I just wanted a hamburger. I was hungry. I was driving by a fast-food restaurant, so I pulled into the drive through and placed my order. “I’ll have a hamburger,” I clearly say. But to get my hamburger I had to refuse a drink, french fries, an apple pie, and a pair of socks.

The need for speed … limits

So begins the Wikipedia article on inertia: “Inertia is the resistance of any physical object to any change in its state of motion, including changes to its speed.” Simply put, things don’t change on their own. It takes force. It takes friction.

Moneyball rules

These days the term “moneyball,” which originally described the rigorous application of data analysis to choosing and valuing baseball players, is broadly applied to making decisions about politics, education, and numerous other pursuits. For example, I read in a recent “Wall Street Journal” that a high school graduate planning to pursue a career as a computer programmer would be foolish to go to college because he or she could master the needed skills much quicker in a trade school and earn just as much as the college grad.

Even after his death Tom Brandon’s passions yield fruit
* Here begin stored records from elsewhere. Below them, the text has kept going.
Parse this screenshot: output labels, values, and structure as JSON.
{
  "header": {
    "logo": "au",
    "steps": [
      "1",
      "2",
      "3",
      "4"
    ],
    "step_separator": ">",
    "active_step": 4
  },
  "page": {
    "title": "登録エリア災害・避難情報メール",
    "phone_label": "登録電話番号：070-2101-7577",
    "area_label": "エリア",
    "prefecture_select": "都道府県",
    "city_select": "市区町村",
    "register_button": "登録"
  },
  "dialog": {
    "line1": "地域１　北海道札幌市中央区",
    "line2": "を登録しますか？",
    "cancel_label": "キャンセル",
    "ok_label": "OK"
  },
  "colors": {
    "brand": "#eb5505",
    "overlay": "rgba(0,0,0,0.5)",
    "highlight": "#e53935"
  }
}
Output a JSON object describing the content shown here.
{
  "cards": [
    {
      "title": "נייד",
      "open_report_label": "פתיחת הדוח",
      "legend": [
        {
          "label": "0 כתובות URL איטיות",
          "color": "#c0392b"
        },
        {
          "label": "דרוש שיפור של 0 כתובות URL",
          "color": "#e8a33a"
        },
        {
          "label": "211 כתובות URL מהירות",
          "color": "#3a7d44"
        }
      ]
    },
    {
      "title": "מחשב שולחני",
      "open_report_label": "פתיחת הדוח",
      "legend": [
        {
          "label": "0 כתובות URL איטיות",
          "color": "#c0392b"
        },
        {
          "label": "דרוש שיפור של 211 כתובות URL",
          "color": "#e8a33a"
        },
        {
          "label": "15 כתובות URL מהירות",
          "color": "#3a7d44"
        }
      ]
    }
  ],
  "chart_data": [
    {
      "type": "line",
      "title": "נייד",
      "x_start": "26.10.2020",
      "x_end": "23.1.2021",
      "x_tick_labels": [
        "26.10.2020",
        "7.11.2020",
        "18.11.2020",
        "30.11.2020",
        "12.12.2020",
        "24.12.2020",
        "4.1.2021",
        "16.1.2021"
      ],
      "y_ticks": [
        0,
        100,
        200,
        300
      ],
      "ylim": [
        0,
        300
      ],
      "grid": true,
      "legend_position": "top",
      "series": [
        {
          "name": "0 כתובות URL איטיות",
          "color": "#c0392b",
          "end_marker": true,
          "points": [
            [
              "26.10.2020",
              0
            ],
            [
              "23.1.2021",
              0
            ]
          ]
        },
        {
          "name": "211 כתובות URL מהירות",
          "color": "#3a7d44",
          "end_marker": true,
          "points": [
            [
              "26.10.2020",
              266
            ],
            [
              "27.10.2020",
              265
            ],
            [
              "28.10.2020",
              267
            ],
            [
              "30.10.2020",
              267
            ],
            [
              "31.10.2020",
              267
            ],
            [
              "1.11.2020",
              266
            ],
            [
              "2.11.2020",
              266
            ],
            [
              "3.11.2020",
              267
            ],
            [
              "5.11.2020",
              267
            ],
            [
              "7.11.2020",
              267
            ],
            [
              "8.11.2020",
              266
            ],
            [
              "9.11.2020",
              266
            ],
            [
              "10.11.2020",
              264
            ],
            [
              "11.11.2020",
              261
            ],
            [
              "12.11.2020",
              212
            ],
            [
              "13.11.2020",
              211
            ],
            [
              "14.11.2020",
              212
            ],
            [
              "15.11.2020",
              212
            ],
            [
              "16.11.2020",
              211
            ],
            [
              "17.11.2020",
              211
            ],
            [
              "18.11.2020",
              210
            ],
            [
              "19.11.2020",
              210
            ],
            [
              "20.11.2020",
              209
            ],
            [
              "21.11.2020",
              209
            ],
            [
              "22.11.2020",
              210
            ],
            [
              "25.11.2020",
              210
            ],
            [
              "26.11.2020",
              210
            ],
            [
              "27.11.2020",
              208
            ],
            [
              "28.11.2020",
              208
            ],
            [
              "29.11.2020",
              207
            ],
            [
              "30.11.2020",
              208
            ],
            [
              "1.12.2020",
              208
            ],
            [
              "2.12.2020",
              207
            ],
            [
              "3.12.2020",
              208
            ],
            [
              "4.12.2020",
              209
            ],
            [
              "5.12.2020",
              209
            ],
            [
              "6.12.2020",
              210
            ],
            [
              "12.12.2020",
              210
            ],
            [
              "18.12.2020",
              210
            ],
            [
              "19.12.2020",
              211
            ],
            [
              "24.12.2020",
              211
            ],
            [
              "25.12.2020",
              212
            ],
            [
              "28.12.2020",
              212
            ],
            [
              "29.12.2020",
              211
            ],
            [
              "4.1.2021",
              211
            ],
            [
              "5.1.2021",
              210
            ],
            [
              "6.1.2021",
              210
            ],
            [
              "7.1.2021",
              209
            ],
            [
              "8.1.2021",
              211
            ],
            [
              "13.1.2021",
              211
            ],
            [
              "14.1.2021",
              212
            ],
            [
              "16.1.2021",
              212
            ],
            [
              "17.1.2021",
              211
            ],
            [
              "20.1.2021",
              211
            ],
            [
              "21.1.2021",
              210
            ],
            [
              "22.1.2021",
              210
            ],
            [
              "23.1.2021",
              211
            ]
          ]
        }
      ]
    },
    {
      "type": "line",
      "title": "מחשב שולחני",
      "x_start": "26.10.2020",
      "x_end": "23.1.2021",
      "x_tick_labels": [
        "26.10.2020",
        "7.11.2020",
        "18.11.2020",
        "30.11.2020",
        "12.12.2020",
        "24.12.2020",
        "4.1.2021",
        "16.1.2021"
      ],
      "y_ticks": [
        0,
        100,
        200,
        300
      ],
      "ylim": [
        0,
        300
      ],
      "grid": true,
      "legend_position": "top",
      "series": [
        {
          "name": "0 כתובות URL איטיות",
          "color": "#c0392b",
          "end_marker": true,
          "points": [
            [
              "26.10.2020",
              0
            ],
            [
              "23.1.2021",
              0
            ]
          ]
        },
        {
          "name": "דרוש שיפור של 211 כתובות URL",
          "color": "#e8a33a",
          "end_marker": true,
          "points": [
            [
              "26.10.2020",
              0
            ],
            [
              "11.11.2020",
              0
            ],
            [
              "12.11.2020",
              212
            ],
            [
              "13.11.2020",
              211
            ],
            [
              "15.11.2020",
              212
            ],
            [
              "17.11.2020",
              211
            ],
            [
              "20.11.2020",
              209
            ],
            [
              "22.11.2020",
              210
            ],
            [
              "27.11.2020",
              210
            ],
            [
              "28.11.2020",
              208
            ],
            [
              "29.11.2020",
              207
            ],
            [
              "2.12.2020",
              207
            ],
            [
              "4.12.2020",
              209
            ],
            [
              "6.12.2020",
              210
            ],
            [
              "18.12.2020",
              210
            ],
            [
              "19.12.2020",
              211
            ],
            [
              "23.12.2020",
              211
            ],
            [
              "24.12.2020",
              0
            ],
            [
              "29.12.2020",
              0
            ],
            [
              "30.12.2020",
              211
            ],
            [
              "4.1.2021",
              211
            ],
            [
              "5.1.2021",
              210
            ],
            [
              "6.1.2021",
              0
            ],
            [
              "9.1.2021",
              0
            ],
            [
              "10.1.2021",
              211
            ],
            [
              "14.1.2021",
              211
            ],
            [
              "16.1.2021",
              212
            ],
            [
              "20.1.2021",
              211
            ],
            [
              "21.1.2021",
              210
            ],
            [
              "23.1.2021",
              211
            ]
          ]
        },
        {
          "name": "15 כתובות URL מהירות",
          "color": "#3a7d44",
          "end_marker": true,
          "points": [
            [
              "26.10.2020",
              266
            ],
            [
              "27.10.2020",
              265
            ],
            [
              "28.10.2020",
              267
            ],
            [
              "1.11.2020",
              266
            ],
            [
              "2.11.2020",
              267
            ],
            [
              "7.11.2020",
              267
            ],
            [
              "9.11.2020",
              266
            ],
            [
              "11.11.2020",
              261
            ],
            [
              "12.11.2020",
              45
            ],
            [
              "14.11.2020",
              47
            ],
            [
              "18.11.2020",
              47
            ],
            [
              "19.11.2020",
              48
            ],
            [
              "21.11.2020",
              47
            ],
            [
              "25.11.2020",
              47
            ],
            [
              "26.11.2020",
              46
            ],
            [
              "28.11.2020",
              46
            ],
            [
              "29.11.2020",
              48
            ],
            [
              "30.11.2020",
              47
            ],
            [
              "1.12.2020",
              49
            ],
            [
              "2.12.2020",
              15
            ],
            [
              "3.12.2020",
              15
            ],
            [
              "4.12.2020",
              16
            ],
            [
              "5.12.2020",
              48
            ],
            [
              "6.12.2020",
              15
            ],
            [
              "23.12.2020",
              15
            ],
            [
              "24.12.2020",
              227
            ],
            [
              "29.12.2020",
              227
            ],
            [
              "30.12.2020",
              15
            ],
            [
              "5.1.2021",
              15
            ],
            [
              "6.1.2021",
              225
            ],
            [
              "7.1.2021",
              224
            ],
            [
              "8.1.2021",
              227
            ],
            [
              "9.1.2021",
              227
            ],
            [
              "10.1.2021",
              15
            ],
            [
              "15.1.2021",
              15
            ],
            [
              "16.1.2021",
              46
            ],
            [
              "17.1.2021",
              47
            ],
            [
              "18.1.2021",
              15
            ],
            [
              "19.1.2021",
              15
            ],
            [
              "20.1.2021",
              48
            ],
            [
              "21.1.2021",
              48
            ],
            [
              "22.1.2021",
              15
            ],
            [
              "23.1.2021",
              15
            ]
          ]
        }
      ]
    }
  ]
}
When a dear friend dies, we usually think of what we have lost. But when my friend and former pastor, Dr. Tom Brandon, died last week, I was overwhelmed with thoughts of what I and the Sherman community had gained through his life and ministry. One example comes from recalling a time that First Baptist Church had a Sunday in which we were honoring Dr. Brandon for 25 years of service and he of course was preaching. He surprised me and others by using the scripture from John 3:30 that says, “He (Christ) must increase, but I must decrease.” Right in the middle of being honored, he taught us that honoring Christ must always be our priority.

Local prisoner of war camp remembered

Newcomers to this area and sometimes those who have been around a few years occasionally ask about and are surprised that a Prisoner of War Camp was located just west of the Denison Dam beyond the present spillway area at the end of World War II. The camp was built to house 150 prisoners.